■ EXERCISE INSTRUCTIONS ■
Where a line of the entries holds the string "боях", copy that line.

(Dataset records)
_____

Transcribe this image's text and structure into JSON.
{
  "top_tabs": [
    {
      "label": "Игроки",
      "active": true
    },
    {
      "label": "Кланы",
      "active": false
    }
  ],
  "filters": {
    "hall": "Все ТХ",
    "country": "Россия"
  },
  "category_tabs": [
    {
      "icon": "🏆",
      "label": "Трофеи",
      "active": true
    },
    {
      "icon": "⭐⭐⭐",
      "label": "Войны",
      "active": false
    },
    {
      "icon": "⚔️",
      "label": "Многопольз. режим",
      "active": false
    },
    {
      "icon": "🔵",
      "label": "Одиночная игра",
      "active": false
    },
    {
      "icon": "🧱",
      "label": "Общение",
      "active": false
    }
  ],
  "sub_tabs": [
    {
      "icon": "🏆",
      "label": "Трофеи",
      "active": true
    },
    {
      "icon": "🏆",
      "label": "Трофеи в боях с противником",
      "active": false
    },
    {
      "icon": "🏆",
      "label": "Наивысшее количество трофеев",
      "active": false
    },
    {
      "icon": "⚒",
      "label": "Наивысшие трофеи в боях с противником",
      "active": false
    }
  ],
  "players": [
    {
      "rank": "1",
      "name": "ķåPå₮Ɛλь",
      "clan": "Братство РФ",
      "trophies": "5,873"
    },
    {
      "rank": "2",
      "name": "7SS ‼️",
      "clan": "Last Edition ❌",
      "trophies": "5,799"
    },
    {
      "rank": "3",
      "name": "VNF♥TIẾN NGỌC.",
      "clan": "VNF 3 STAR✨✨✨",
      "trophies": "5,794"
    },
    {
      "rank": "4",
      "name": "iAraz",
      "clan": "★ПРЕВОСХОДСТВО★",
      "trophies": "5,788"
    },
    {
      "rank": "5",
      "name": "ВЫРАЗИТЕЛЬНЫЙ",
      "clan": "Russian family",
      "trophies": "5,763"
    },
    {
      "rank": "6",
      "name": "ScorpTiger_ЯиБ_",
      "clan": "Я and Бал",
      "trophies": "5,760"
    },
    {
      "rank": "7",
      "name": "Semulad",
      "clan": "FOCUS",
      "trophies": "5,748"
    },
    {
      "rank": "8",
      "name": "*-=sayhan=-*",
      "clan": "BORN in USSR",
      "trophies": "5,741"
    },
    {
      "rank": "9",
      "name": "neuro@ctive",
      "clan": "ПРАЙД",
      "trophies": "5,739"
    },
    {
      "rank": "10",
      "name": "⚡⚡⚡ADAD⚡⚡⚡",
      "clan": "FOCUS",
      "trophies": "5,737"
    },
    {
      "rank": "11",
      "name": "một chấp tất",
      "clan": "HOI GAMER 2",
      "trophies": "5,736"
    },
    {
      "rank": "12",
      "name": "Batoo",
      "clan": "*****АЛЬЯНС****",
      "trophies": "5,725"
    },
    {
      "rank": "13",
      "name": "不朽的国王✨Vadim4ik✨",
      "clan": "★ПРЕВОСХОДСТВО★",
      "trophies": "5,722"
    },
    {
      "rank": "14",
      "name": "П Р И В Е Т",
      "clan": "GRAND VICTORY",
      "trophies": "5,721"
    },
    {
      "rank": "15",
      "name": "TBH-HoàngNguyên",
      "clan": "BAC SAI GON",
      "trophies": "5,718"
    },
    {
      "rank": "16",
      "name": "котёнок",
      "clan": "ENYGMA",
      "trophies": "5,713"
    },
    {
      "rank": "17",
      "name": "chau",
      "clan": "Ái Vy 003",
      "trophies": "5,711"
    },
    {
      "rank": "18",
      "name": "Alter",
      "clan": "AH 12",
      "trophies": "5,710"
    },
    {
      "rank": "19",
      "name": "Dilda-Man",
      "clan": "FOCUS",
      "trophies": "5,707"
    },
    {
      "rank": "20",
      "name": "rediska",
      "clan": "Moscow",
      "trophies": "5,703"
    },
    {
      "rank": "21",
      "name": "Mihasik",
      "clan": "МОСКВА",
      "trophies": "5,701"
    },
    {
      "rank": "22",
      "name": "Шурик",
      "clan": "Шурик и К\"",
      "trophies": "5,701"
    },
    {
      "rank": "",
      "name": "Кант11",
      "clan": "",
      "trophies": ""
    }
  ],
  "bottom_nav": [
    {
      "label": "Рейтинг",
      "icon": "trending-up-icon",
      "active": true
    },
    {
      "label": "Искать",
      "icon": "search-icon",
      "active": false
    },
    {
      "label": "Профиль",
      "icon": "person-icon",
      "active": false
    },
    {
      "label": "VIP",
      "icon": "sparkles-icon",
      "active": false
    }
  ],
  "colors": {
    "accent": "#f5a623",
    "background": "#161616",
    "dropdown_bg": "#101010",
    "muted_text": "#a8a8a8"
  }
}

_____

■ REPLY TO THE EXERCISE ■
      "label": "Трофеи в боях с противником",
      "label": "Наивысшие трофеи в боях с противником",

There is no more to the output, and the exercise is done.